* **PROMPT**: If a line in the data holds "tones", copy that line out in full.

* **RECORDED INFORMATION**:

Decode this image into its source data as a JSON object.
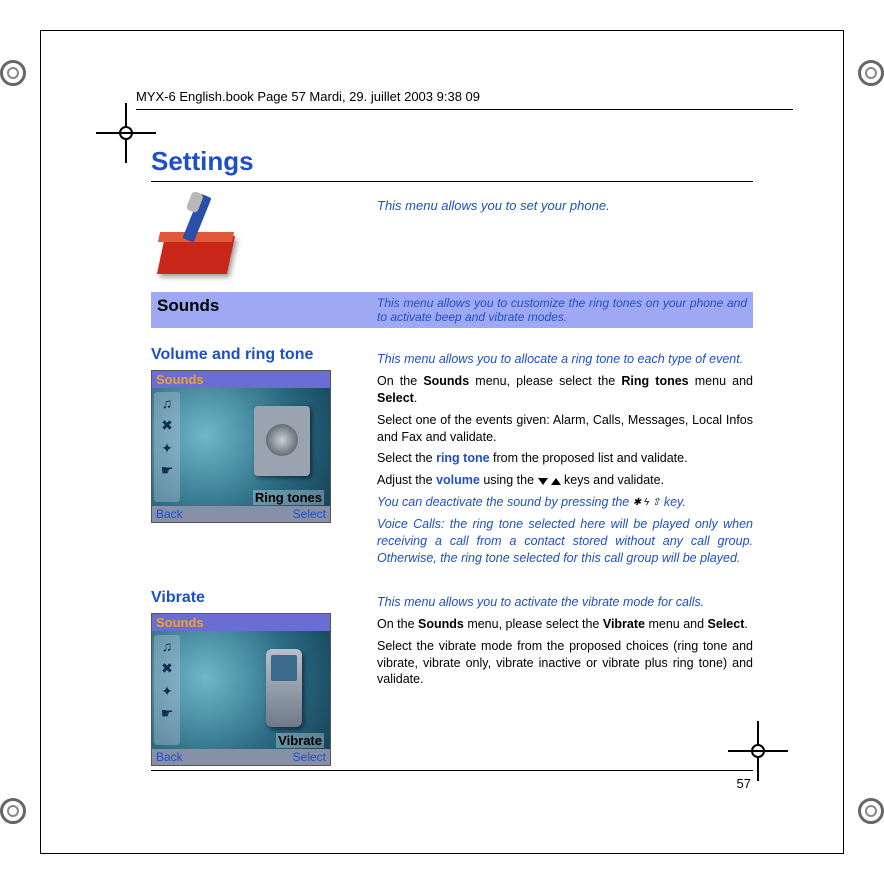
{
  "header": "MYX-6 English.book  Page 57  Mardi, 29. juillet 2003  9:38 09",
  "title": "Settings",
  "intro": "This menu allows you to set your phone.",
  "sounds_band": {
    "left": "Sounds",
    "right": "This menu allows you to customize the ring tones on your phone and to activate beep and vibrate modes."
  },
  "volume": {
    "heading": "Volume and ring tone",
    "desc": "This menu allows you to allocate a ring tone to each type of event.",
    "p1a": "On the ",
    "p1b": "Sounds",
    "p1c": " menu, please select the ",
    "p1d": "Ring tones",
    "p1e": " menu and ",
    "p1f": "Select",
    "p1g": ".",
    "p2": "Select one of the events given: Alarm, Calls, Messages, Local Infos and Fax and validate.",
    "p3a": "Select the ",
    "p3b": "ring tone",
    "p3c": " from the proposed list and validate.",
    "p4a": "Adjust the ",
    "p4b": "volume",
    "p4c": " using the ",
    "p4d": " keys and validate.",
    "p5a": "You can deactivate the sound by pressing the ",
    "p5b": " key.",
    "p6": "Voice Calls: the ring tone selected here will be played only when receiving a call from a contact stored without any call group. Otherwise, the ring tone selected for this call group will be played."
  },
  "vibrate": {
    "heading": "Vibrate",
    "desc": "This menu allows you to activate the vibrate mode for calls.",
    "p1a": "On the ",
    "p1b": "Sounds",
    "p1c": " menu, please select the ",
    "p1d": "Vibrate",
    "p1e": " menu and ",
    "p1f": "Select",
    "p1g": ".",
    "p2": "Select the vibrate mode from the proposed choices (ring tone and vibrate, vibrate only, vibrate inactive or vibrate plus ring tone) and validate."
  },
  "screen1": {
    "title": "Sounds",
    "label": "Ring tones",
    "back": "Back",
    "select": "Select"
  },
  "screen2": {
    "title": "Sounds",
    "label": "Vibrate",
    "back": "Back",
    "select": "Select"
  },
  "page_num": "57"
}
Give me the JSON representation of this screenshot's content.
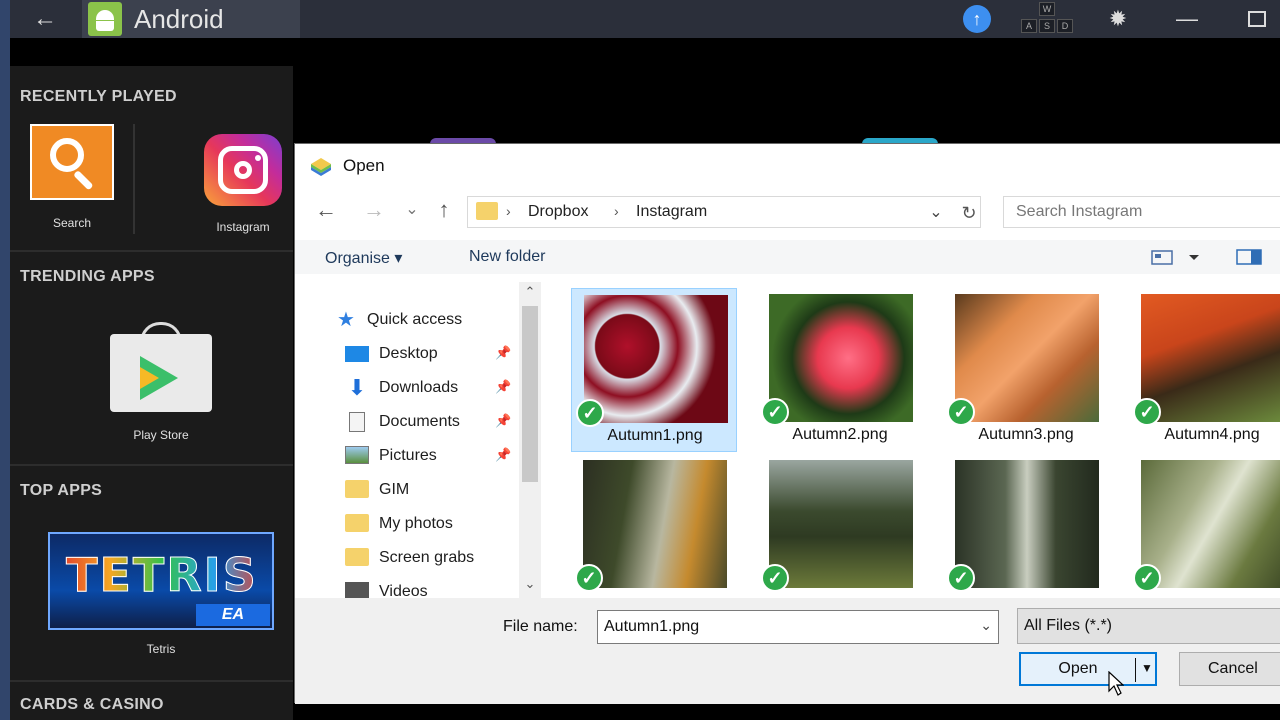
{
  "shell": {
    "title": "Android",
    "back_glyph": "←",
    "upload_glyph": "↑",
    "keys": [
      "W",
      "A",
      "S",
      "D"
    ],
    "gear_glyph": "✹",
    "min_glyph": "—"
  },
  "sidebar": {
    "recently_played_title": "RECENTLY PLAYED",
    "search_label": "Search",
    "instagram_label": "Instagram",
    "trending_title": "TRENDING APPS",
    "play_store_label": "Play Store",
    "top_apps_title": "TOP APPS",
    "tetris_logo": "TETRIS",
    "ea_badge": "EA",
    "tetris_label": "Tetris",
    "cards_title": "CARDS & CASINO"
  },
  "dialog": {
    "title": "Open",
    "back_glyph": "←",
    "forward_glyph": "→",
    "recent_glyph": "⌄",
    "up_glyph": "↑",
    "breadcrumb": [
      "Dropbox",
      "Instagram"
    ],
    "breadcrumb_sep": "›",
    "addr_drop_glyph": "⌄",
    "refresh_glyph": "↻",
    "search_placeholder": "Search Instagram",
    "organise_label": "Organise ▾",
    "new_folder_label": "New folder",
    "nav_items": [
      {
        "label": "Quick access",
        "icon": "star-icon",
        "pinned": false
      },
      {
        "label": "Desktop",
        "icon": "desktop-icon",
        "pinned": true
      },
      {
        "label": "Downloads",
        "icon": "download-icon",
        "pinned": true
      },
      {
        "label": "Documents",
        "icon": "document-icon",
        "pinned": true
      },
      {
        "label": "Pictures",
        "icon": "pictures-icon",
        "pinned": true
      },
      {
        "label": "GIM",
        "icon": "folder-icon",
        "pinned": false
      },
      {
        "label": "My photos",
        "icon": "folder-icon",
        "pinned": false
      },
      {
        "label": "Screen grabs",
        "icon": "folder-icon",
        "pinned": false
      },
      {
        "label": "Videos",
        "icon": "video-icon",
        "pinned": false
      }
    ],
    "pin_glyph": "📌",
    "scroll_up_glyph": "⌃",
    "scroll_down_glyph": "⌄",
    "files": [
      {
        "name": "Autumn1.png",
        "selected": true
      },
      {
        "name": "Autumn2.png",
        "selected": false
      },
      {
        "name": "Autumn3.png",
        "selected": false
      },
      {
        "name": "Autumn4.png",
        "selected": false
      },
      {
        "name": "",
        "selected": false
      },
      {
        "name": "",
        "selected": false
      },
      {
        "name": "",
        "selected": false
      },
      {
        "name": "",
        "selected": false
      }
    ],
    "check_glyph": "✓",
    "file_name_label": "File name:",
    "file_name_value": "Autumn1.png",
    "fn_drop_glyph": "⌄",
    "file_type": "All Files (*.*)",
    "open_label": "Open",
    "open_arrow": "▼",
    "cancel_label": "Cancel"
  },
  "colors": {
    "accent": "#0078d7",
    "selection": "#cce8ff",
    "check": "#2ea84a",
    "search_tile": "#f08a24"
  }
}
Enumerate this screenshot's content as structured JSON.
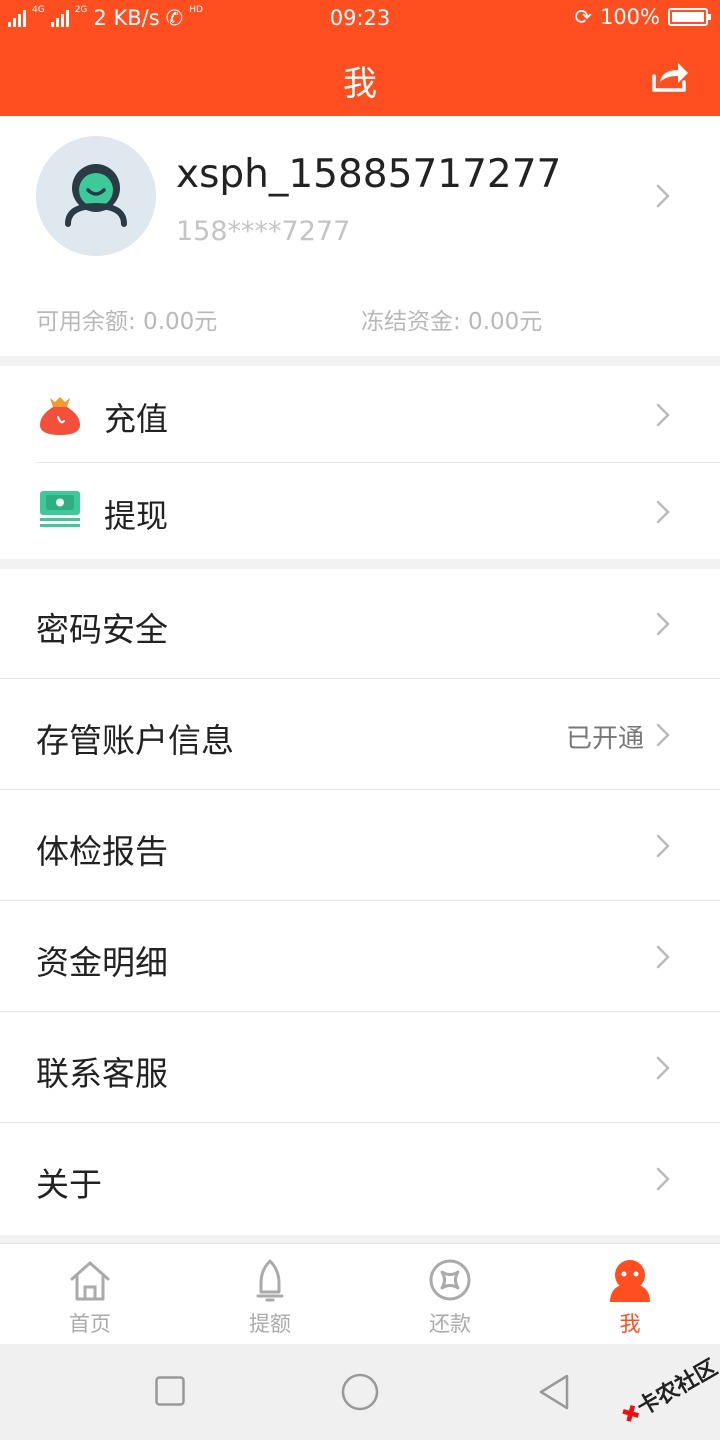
{
  "status_bar": {
    "network_1": "4G",
    "network_2": "2G",
    "speed": "2 KB/s",
    "call_badge": "HD",
    "time": "09:23",
    "battery": "100%",
    "battery_level": 1.0
  },
  "header": {
    "title": "我"
  },
  "profile": {
    "username": "xsph_15885717277",
    "phone": "158****7277",
    "balance": "可用余额: 0.00元",
    "frozen": "冻结资金: 0.00元"
  },
  "wallet_menu": [
    {
      "label": "充值",
      "icon": "money-bag-icon"
    },
    {
      "label": "提现",
      "icon": "cash-icon"
    }
  ],
  "settings_menu": [
    {
      "label": "密码安全",
      "value": ""
    },
    {
      "label": "存管账户信息",
      "value": "已开通"
    },
    {
      "label": "体检报告",
      "value": ""
    },
    {
      "label": "资金明细",
      "value": ""
    },
    {
      "label": "联系客服",
      "value": ""
    },
    {
      "label": "关于",
      "value": ""
    }
  ],
  "tabs": [
    {
      "label": "首页",
      "icon": "home-icon",
      "active": false
    },
    {
      "label": "提额",
      "icon": "bell-icon",
      "active": false
    },
    {
      "label": "还款",
      "icon": "repay-icon",
      "active": false
    },
    {
      "label": "我",
      "icon": "profile-icon",
      "active": true
    }
  ],
  "watermark": {
    "text": "卡农社区"
  },
  "colors": {
    "brand": "#ff4f21",
    "background": "#f2f2f2",
    "avatar_bg": "#dfe8ee",
    "cash_green": "#3ec99a"
  }
}
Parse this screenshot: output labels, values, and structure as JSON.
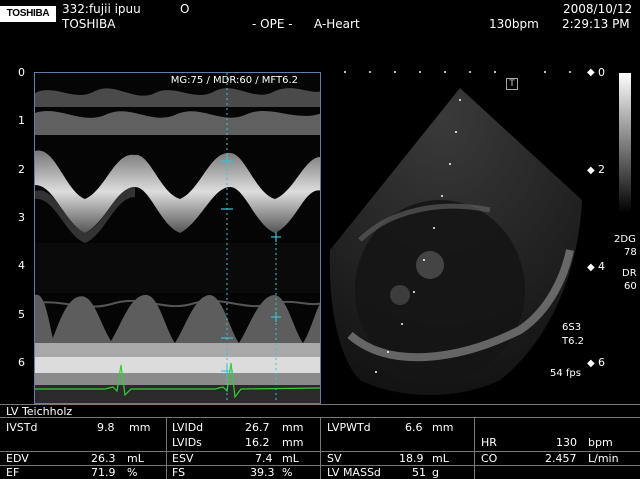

* **WRITTEN REPLY**:
    "right": "This menu allows you to customize the ring tones on your phone and to activate beep and vibrate modes."
    "p1d": "Ring tones",
    "label": "Ring tones",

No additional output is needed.